Excerpts from an interface dataset

*** Begin section ***

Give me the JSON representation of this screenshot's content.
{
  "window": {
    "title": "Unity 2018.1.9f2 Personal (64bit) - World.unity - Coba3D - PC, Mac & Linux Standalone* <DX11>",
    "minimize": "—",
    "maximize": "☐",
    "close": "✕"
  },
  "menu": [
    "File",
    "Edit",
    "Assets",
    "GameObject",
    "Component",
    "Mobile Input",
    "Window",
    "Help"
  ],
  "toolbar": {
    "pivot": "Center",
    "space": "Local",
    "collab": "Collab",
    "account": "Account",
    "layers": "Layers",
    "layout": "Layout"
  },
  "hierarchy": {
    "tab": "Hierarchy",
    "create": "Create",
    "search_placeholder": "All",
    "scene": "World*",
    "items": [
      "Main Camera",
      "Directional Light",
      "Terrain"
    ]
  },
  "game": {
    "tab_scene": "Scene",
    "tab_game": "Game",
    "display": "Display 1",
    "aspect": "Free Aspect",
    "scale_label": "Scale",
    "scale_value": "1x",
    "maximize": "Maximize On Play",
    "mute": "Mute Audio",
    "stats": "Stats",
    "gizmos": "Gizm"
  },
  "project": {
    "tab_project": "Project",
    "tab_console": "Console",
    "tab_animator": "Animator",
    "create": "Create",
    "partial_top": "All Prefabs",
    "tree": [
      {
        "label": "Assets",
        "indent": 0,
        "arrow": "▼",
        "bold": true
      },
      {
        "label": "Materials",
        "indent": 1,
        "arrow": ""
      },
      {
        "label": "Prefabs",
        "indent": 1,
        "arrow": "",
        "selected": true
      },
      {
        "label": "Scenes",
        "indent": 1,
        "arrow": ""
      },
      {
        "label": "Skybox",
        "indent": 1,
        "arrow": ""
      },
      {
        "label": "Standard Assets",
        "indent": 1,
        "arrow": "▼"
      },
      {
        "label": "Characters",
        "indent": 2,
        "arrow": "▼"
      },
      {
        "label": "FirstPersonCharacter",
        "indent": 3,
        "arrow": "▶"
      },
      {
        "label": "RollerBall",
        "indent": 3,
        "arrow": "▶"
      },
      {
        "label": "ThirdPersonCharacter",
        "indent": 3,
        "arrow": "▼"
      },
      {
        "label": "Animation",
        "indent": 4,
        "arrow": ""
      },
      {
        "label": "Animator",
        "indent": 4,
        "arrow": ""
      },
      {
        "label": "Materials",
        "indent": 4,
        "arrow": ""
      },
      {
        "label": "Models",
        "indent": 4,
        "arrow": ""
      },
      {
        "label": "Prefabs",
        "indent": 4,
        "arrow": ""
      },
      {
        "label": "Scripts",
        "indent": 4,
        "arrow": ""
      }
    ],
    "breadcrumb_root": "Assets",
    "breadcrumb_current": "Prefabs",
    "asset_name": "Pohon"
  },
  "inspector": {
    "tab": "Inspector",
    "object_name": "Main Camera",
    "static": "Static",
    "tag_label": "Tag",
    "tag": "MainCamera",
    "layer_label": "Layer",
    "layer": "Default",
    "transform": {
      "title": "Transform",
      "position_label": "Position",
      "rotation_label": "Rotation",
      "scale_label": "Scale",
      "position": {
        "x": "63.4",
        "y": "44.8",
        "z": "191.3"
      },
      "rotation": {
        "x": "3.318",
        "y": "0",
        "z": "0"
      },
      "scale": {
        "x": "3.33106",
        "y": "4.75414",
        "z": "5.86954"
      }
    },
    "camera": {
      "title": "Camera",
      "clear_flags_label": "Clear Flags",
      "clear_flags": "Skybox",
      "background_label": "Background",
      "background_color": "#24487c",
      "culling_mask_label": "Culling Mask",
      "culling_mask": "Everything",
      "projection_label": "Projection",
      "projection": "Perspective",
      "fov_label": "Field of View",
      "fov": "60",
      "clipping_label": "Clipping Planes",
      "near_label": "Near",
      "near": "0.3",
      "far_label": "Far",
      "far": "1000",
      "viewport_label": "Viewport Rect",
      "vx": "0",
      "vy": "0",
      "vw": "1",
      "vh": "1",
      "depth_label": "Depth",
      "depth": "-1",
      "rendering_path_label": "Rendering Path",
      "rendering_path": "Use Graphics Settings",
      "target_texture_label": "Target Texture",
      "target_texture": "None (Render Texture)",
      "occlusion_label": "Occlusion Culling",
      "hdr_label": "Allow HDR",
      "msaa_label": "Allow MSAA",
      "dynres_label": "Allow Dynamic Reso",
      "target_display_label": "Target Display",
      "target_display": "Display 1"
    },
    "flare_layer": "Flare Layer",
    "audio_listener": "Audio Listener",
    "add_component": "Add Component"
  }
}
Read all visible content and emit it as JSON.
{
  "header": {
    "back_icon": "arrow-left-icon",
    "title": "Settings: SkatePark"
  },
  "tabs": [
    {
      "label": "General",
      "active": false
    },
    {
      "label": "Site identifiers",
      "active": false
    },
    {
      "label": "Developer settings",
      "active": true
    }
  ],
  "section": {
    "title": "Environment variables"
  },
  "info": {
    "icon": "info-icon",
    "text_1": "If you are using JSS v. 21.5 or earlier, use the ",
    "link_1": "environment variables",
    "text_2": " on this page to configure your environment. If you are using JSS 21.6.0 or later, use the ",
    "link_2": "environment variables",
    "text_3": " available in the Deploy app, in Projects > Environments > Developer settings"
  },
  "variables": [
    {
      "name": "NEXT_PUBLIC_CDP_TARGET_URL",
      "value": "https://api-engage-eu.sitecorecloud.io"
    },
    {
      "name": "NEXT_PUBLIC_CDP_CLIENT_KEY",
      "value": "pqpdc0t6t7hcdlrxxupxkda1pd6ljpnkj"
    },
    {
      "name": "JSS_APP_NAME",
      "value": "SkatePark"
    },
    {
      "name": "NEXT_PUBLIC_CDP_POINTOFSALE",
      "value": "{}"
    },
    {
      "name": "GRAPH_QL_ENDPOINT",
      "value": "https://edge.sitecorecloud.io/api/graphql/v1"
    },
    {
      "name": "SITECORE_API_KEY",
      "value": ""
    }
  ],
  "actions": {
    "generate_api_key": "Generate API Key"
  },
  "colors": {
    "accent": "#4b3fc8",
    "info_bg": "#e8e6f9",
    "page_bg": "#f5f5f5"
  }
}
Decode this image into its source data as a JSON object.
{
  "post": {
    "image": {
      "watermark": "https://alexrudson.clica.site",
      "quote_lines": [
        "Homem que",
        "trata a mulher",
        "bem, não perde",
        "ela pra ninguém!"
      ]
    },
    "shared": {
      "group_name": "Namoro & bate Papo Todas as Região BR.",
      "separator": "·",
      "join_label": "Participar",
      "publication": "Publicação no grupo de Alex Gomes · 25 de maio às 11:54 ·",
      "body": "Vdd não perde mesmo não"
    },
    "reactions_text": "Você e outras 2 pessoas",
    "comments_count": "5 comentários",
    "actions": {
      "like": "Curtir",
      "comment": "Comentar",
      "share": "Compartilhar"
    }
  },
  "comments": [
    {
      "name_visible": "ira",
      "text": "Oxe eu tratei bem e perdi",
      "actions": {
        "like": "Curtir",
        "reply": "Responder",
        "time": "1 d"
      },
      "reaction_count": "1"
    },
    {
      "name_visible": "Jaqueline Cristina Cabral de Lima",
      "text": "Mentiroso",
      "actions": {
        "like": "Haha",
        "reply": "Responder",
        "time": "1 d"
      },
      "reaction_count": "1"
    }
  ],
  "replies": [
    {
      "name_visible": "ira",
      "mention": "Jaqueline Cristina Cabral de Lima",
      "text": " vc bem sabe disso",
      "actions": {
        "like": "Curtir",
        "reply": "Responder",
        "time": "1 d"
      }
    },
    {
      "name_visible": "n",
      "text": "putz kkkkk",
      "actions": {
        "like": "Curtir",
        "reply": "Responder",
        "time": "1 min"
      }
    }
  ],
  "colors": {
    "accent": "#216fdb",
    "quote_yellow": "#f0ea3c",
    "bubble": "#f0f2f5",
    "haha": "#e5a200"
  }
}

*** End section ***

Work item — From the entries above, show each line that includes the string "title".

Answer to this problem —
    "title": "Unity 2018.1.9f2 Personal (64bit) - World.unity - Coba3D - PC, Mac & Linux Standalone* <DX11>",
      "title": "Transform",
      "title": "Camera",
    "title": "Settings: SkatePark"
    "title": "Environment variables"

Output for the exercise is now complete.